Each line of the material that mentions the word "Suppliers" is to be copied.

========

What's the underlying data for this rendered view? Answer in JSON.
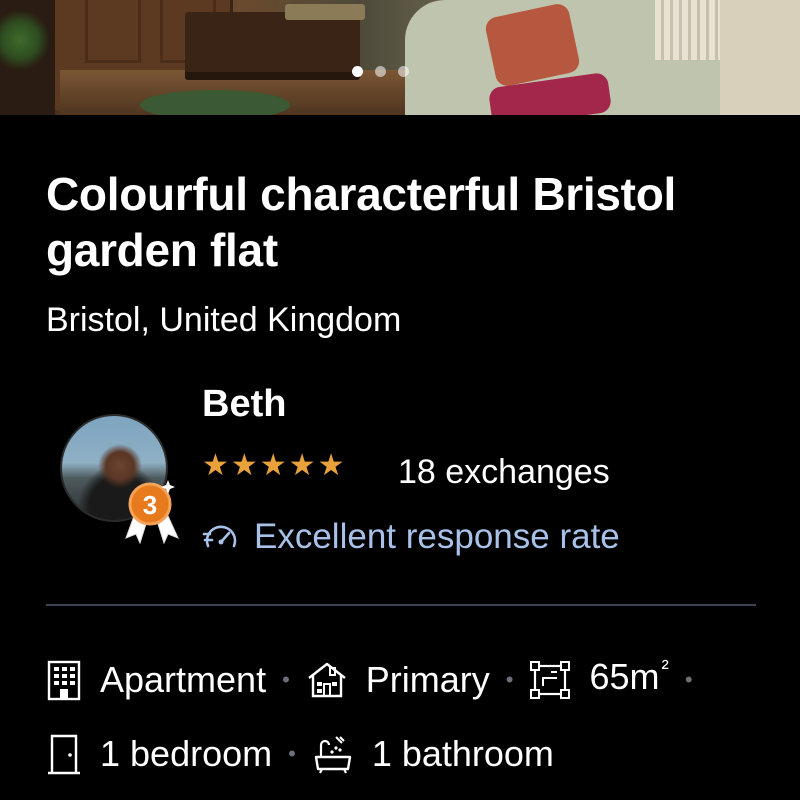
{
  "listing": {
    "title": "Colourful characterful Bristol garden flat",
    "location": "Bristol, United Kingdom"
  },
  "gallery": {
    "slides": 3,
    "active_index": 0
  },
  "host": {
    "name": "Beth",
    "rating_stars": 5,
    "stars_text": "★★★★★",
    "exchanges": "18 exchanges",
    "response": "Excellent response rate",
    "badge_level": "3"
  },
  "details": {
    "type": "Apartment",
    "residence": "Primary",
    "area_value": "65m",
    "area_unit_sup": "²",
    "bedrooms": "1 bedroom",
    "bathrooms": "1 bathroom",
    "separator": "•"
  },
  "icons": {
    "type": "building-icon",
    "residence": "house-icon",
    "area": "floorplan-icon",
    "bedrooms": "door-icon",
    "bathrooms": "bathtub-icon",
    "response": "speed-icon",
    "badge": "award-badge-icon"
  },
  "colors": {
    "background": "#000000",
    "star": "#e9a23b",
    "response": "#a8c1e8",
    "badge": "#e87a1e",
    "divider": "#3a4254"
  }
}
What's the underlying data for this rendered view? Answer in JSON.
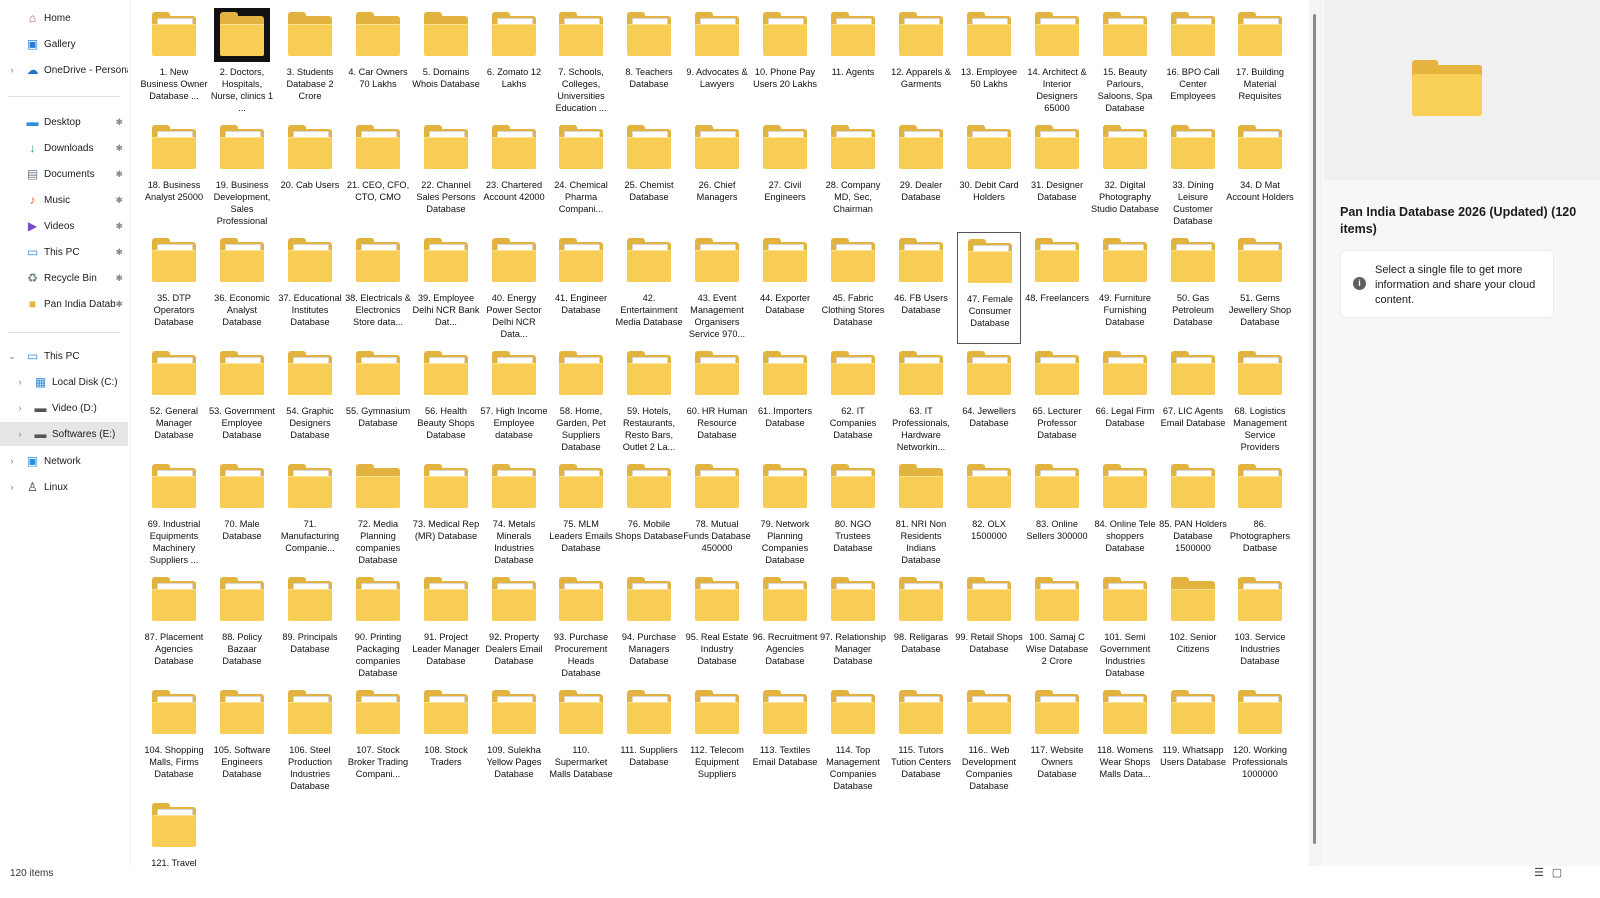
{
  "sidebar": {
    "items": [
      {
        "label": "Home",
        "icon": "home-icon",
        "glyph": "⌂",
        "color": "#c0504d",
        "pinned": false,
        "chevron": false
      },
      {
        "label": "Gallery",
        "icon": "gallery-icon",
        "glyph": "▣",
        "color": "#2b7bd6",
        "pinned": false,
        "chevron": false
      },
      {
        "label": "OneDrive - Persona",
        "icon": "onedrive-icon",
        "glyph": "☁",
        "color": "#1a73c9",
        "pinned": false,
        "chevron": true
      },
      {
        "label": "Desktop",
        "icon": "desktop-icon",
        "glyph": "▬",
        "color": "#2f8ed8",
        "pinned": true,
        "chevron": false
      },
      {
        "label": "Downloads",
        "icon": "downloads-icon",
        "glyph": "↓",
        "color": "#2a9d6b",
        "pinned": true,
        "chevron": false
      },
      {
        "label": "Documents",
        "icon": "documents-icon",
        "glyph": "▤",
        "color": "#6b7b8c",
        "pinned": true,
        "chevron": false
      },
      {
        "label": "Music",
        "icon": "music-icon",
        "glyph": "♪",
        "color": "#e0603b",
        "pinned": true,
        "chevron": false
      },
      {
        "label": "Videos",
        "icon": "videos-icon",
        "glyph": "▶",
        "color": "#7a4bc8",
        "pinned": true,
        "chevron": false
      },
      {
        "label": "This PC",
        "icon": "this-pc-icon",
        "glyph": "▭",
        "color": "#2f8ed8",
        "pinned": true,
        "chevron": false
      },
      {
        "label": "Recycle Bin",
        "icon": "recycle-bin-icon",
        "glyph": "♻",
        "color": "#6b7b8c",
        "pinned": true,
        "chevron": false
      },
      {
        "label": "Pan India Datab",
        "icon": "folder-icon",
        "glyph": "■",
        "color": "#e8b63c",
        "pinned": true,
        "chevron": false
      },
      {
        "label": "This PC",
        "icon": "this-pc-icon",
        "glyph": "▭",
        "color": "#2f8ed8",
        "pinned": false,
        "chevron": "open"
      },
      {
        "label": "Local Disk (C:)",
        "icon": "windows-drive-icon",
        "glyph": "▦",
        "color": "#2f8ed8",
        "pinned": false,
        "chevron": true,
        "indent": true
      },
      {
        "label": "Video (D:)",
        "icon": "drive-icon",
        "glyph": "▬",
        "color": "#555555",
        "pinned": false,
        "chevron": true,
        "indent": true
      },
      {
        "label": "Softwares (E:)",
        "icon": "drive-icon",
        "glyph": "▬",
        "color": "#555555",
        "pinned": false,
        "chevron": true,
        "indent": true,
        "selected": true
      },
      {
        "label": "Network",
        "icon": "network-icon",
        "glyph": "▣",
        "color": "#2f8ed8",
        "pinned": false,
        "chevron": true
      },
      {
        "label": "Linux",
        "icon": "linux-icon",
        "glyph": "♙",
        "color": "#333333",
        "pinned": false,
        "chevron": true
      }
    ]
  },
  "files": [
    "1. New Business Owner Database ...",
    "2. Doctors, Hospitals, Nurse, clinics 1 ...",
    "3. Students Database 2 Crore",
    "4. Car Owners 70 Lakhs",
    "5. Domains Whois Database",
    "6. Zomato 12 Lakhs",
    "7. Schools, Colleges, Universities Education ...",
    "8. Teachers Database",
    "9. Advocates & Lawyers",
    "10. Phone Pay Users 20 Lakhs",
    "11. Agents",
    "12. Apparels & Garments",
    "13. Employee 50 Lakhs",
    "14. Architect & Interior Designers 65000",
    "15. Beauty Parlours, Saloons, Spa Database",
    "16. BPO Call Center Employees",
    "17. Building Material Requisites",
    "18. Business Analyst 25000",
    "19. Business Development, Sales Professional",
    "20. Cab Users",
    "21. CEO, CFO, CTO, CMO",
    "22. Channel Sales Persons Database",
    "23. Chartered Account 42000",
    "24. Chemical Pharma Compani...",
    "25. Chemist Database",
    "26. Chief Managers",
    "27. Civil Engineers",
    "28. Company MD, Sec, Chairman",
    "29. Dealer Database",
    "30. Debit Card Holders",
    "31. Designer Database",
    "32. Digital Photography Studio Database",
    "33. Dining Leisure Customer Database",
    "34. D Mat Account Holders",
    "35. DTP Operators Database",
    "36. Economic Analyst Database",
    "37. Educational Institutes Database",
    "38. Electricals & Electronics Store data...",
    "39. Employee Delhi NCR Bank Dat...",
    "40. Energy Power Sector Delhi NCR Data...",
    "41. Engineer Database",
    "42. Entertainment Media Database",
    "43. Event Management Organisers Service 970...",
    "44. Exporter Database",
    "45. Fabric Clothing Stores Database",
    "46. FB Users Database",
    "47. Female Consumer Database",
    "48. Freelancers",
    "49. Furniture Furnishing Database",
    "50. Gas Petroleum Database",
    "51. Gems Jewellery Shop Database",
    "52. General Manager Database",
    "53. Government Employee Database",
    "54. Graphic Designers Database",
    "55. Gymnasium Database",
    "56. Health Beauty Shops Database",
    "57. High Income Employee database",
    "58. Home, Garden, Pet Suppliers Database",
    "59. Hotels, Restaurants, Resto Bars, Outlet 2 La...",
    "60. HR Human Resource Database",
    "61. Importers Database",
    "62. IT Companies Database",
    "63.  IT Professionals, Hardware Networkin...",
    "64. Jewellers Database",
    "65. Lecturer Professor Database",
    "66. Legal Firm Database",
    "67. LIC Agents Email Database",
    "68. Logistics Management Service Providers",
    "69. Industrial Equipments Machinery Suppliers ...",
    "70. Male Database",
    "71. Manufacturing Companie...",
    "72. Media Planning companies Database",
    "73. Medical Rep (MR) Database",
    "74. Metals Minerals Industries Database",
    "75. MLM Leaders Emails Database",
    "76. Mobile Shops Database",
    "78. Mutual Funds Database 450000",
    "79. Network Planning Companies Database",
    "80. NGO Trustees Database",
    "81. NRI  Non Residents Indians Database",
    "82. OLX 1500000",
    "83. Online Sellers 300000",
    "84. Online Tele shoppers Database",
    "85. PAN Holders Database 1500000",
    "86. Photographers Datbase",
    "87. Placement Agencies Database",
    "88. Policy Bazaar Database",
    "89. Principals Database",
    "90. Printing Packaging companies Database",
    "91. Project Leader Manager Database",
    "92. Property Dealers Email Database",
    "93. Purchase Procurement Heads Database",
    "94. Purchase Managers Database",
    "95. Real Estate Industry Database",
    "96. Recruitment Agencies Database",
    "97. Relationship Manager Database",
    "98. Religaras Database",
    "99. Retail Shops Database",
    "100. Samaj C Wise Database 2 Crore",
    "101. Semi Government Industries Database",
    "102. Senior Citizens",
    "103. Service Industries Database",
    "104. Shopping Malls, Firms Database",
    "105. Software Engineers Database",
    "106. Steel Production Industries Database",
    "107. Stock Broker Trading Compani...",
    "108. Stock Traders",
    "109. Sulekha Yellow Pages Database",
    "110. Supermarket Malls Database",
    "111. Suppliers Database",
    "112. Telecom Equipment Suppliers",
    "113. Textiles Email Database",
    "114. Top Management Companies Database",
    "115. Tutors Tution Centers Database",
    "116.. Web Development Companies Database",
    "117. Website Owners Database",
    "118. Womens Wear Shops Malls Data...",
    "119. Whatsapp Users Database",
    "120. Working Professionals 1000000",
    "121. Travel"
  ],
  "tile_states": {
    "dark_highlight": [
      1
    ],
    "bordered": [
      46
    ],
    "plain_folder": [
      1,
      2,
      3,
      4,
      71,
      79,
      100
    ],
    "excel_badge": [
      10,
      13,
      20
    ]
  },
  "details": {
    "title": "Pan India Database 2026 (Updated) (120 items)",
    "info_text": "Select a single file to get more information and share your cloud content.",
    "info_glyph": "i"
  },
  "status": {
    "items_count": "120 items",
    "details_view_glyph": "☰",
    "tiles_view_glyph": "▢"
  },
  "colors": {
    "folder_front": "#f7cd55",
    "folder_back": "#e2b33e",
    "excel_green": "#1f9d55",
    "selection": "#e6e6e6"
  }
}
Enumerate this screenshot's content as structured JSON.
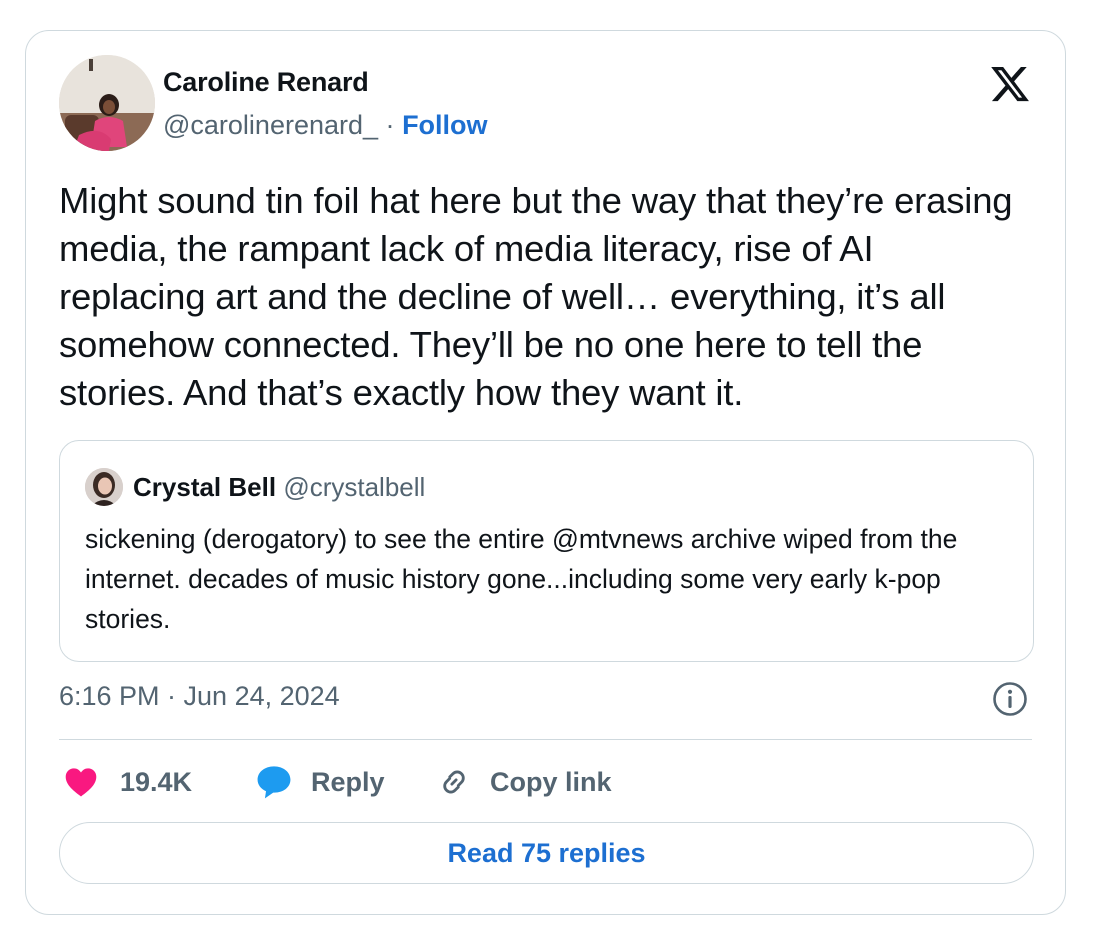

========

#### Answer section
    "58. Home, Garden, Pet Suppliers Database",
    "69. Industrial Equipments Machinery Suppliers ...",
    "111. Suppliers Database",
    "112. Telecom Equipment Suppliers",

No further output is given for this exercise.